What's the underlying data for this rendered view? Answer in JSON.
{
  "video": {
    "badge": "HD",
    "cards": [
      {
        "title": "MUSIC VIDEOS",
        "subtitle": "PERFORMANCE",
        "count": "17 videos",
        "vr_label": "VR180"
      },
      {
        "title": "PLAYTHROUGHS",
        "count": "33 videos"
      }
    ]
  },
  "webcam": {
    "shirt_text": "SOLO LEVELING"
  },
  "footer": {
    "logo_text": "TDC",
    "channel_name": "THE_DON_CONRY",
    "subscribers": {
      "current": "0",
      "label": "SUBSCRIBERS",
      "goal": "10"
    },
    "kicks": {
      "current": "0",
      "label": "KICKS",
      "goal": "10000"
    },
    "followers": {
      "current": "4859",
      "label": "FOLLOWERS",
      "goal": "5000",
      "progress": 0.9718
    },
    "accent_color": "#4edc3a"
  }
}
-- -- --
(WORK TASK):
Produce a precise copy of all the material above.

(EXPECTED ANSWER):
What's the underlying data for this rendered view? Answer in JSON.
{
  "video": {
    "badge": "HD",
    "cards": [
      {
        "title": "MUSIC VIDEOS",
        "subtitle": "PERFORMANCE",
        "count": "17 videos",
        "vr_label": "VR180"
      },
      {
        "title": "PLAYTHROUGHS",
        "count": "33 videos"
      }
    ]
  },
  "webcam": {
    "shirt_text": "SOLO LEVELING"
  },
  "footer": {
    "logo_text": "TDC",
    "channel_name": "THE_DON_CONRY",
    "subscribers": {
      "current": "0",
      "label": "SUBSCRIBERS",
      "goal": "10"
    },
    "kicks": {
      "current": "0",
      "label": "KICKS",
      "goal": "10000"
    },
    "followers": {
      "current": "4859",
      "label": "FOLLOWERS",
      "goal": "5000",
      "progress": 0.9718
    },
    "accent_color": "#4edc3a"
  }
}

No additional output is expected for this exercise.